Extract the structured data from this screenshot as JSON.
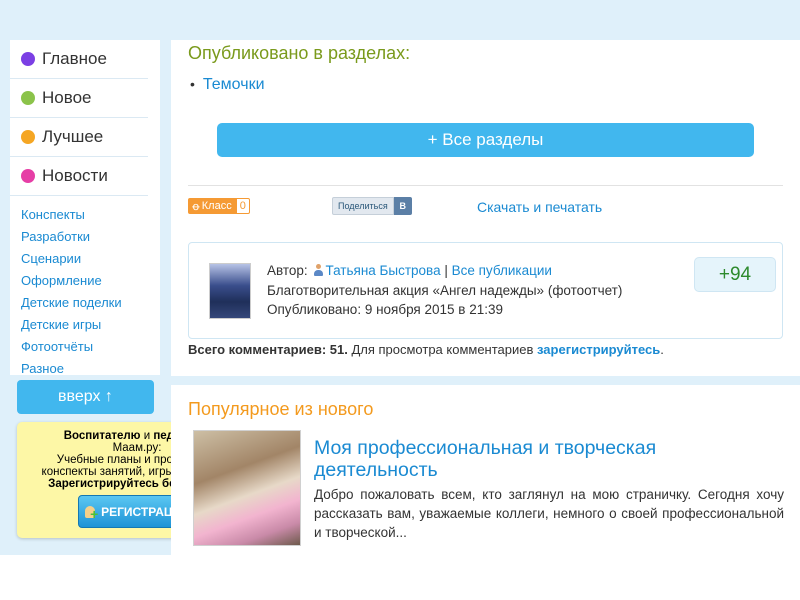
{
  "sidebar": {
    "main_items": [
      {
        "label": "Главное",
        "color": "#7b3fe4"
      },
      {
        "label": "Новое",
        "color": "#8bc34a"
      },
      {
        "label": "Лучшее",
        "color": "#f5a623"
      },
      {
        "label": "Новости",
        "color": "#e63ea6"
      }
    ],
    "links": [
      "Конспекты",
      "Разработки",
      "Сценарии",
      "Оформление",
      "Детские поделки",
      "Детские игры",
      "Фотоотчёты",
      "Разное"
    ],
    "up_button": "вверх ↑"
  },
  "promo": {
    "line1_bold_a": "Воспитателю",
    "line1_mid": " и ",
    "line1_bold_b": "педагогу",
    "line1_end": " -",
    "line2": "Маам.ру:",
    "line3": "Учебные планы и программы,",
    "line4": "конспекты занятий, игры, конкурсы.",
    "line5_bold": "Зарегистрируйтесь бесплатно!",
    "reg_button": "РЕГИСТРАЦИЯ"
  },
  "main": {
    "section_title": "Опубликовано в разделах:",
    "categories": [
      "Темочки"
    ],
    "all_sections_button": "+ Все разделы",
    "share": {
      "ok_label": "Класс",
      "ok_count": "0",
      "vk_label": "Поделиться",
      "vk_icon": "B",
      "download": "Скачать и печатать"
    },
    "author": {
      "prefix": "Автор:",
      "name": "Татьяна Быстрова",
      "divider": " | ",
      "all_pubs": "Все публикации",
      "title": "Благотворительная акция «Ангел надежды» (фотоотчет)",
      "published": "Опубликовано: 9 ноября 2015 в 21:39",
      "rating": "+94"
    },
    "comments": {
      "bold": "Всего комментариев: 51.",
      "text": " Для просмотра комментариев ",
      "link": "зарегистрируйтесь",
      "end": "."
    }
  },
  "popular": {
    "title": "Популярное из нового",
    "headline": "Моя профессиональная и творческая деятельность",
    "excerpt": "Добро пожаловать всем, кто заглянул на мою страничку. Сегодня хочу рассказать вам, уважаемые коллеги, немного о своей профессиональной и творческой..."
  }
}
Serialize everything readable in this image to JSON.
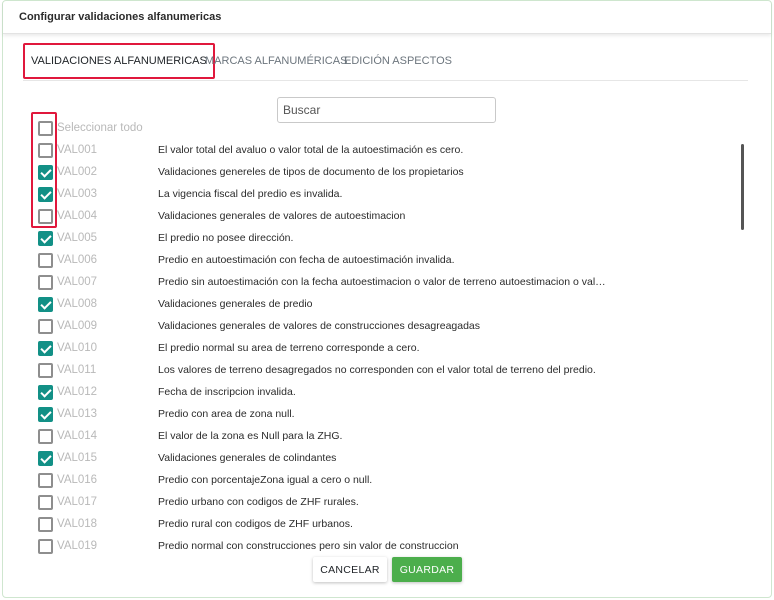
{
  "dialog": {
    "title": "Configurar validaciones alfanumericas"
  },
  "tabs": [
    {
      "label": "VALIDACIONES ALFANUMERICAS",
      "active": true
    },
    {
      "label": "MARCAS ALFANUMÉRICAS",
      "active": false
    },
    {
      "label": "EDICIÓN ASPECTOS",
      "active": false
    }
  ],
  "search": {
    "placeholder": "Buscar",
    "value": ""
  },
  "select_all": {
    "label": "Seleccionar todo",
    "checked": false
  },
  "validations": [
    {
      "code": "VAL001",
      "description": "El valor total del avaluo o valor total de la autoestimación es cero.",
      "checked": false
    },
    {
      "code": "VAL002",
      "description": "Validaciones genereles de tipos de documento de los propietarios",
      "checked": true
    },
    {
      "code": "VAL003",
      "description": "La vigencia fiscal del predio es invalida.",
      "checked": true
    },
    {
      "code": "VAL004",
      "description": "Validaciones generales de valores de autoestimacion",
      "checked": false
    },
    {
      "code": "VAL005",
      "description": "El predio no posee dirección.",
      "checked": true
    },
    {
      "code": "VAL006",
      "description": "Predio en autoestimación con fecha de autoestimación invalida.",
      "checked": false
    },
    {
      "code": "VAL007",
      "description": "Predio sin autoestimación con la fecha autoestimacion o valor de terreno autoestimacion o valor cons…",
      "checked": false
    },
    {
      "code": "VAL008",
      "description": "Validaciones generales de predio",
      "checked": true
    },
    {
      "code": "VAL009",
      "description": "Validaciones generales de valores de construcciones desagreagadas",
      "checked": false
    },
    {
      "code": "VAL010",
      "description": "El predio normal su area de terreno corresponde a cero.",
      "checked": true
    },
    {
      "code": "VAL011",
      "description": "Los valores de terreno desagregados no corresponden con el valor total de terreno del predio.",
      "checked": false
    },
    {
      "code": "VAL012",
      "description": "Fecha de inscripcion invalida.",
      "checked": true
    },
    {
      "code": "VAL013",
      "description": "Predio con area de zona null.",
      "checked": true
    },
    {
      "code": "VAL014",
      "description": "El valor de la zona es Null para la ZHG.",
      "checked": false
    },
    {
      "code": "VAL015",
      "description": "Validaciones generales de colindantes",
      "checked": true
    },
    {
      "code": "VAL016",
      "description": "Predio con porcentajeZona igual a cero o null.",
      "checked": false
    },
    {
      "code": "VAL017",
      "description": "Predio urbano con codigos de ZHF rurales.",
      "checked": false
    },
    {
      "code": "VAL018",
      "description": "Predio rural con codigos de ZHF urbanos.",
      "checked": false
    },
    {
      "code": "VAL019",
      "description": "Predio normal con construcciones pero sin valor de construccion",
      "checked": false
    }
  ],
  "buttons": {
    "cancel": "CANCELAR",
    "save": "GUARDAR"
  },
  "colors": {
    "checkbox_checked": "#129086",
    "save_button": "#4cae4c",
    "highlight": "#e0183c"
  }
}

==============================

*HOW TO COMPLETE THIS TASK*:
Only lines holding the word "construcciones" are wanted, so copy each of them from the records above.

*RESPONSE AREA*:
      "description": "Validaciones generales de valores de construcciones desagreagadas",
      "description": "Predio normal con construcciones pero sin valor de construccion",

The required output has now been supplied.